Data for this exercise:
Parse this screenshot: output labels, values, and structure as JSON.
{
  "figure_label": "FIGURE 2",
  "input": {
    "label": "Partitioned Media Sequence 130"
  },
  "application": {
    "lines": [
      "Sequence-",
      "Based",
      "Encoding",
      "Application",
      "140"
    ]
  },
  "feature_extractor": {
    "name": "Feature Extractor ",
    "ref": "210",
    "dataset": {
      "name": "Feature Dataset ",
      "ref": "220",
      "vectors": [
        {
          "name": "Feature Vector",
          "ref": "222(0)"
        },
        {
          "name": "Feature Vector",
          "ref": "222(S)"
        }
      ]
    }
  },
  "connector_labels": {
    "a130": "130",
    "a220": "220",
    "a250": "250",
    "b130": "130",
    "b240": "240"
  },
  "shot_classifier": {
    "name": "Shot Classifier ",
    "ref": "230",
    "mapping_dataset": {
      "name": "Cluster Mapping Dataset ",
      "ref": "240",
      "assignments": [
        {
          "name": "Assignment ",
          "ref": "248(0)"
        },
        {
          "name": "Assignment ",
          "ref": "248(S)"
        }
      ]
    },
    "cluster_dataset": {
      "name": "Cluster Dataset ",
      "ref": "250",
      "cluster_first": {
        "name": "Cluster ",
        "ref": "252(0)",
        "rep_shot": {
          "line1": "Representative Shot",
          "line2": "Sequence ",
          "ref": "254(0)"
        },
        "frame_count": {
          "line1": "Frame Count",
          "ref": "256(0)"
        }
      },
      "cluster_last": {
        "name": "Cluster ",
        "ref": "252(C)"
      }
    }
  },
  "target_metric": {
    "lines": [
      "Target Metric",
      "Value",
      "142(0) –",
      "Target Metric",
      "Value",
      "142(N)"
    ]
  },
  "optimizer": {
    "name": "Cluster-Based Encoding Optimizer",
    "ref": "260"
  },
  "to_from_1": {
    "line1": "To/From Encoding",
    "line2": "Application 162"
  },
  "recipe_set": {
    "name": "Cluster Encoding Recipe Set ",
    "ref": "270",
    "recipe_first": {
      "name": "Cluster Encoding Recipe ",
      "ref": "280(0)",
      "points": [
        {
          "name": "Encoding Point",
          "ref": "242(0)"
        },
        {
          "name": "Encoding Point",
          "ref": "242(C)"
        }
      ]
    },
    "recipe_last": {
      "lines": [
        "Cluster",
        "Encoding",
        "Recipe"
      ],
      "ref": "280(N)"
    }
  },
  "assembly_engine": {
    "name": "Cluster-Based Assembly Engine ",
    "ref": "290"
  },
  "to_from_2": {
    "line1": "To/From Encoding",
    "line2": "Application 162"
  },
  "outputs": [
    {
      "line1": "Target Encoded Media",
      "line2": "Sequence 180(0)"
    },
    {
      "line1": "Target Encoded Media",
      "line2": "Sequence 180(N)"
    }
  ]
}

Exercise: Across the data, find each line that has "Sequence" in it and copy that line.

Output below:
    "label": "Partitioned Media Sequence 130"
      "Sequence-",
          "line2": "Sequence ",
      "line2": "Sequence 180(0)"
      "line2": "Sequence 180(N)"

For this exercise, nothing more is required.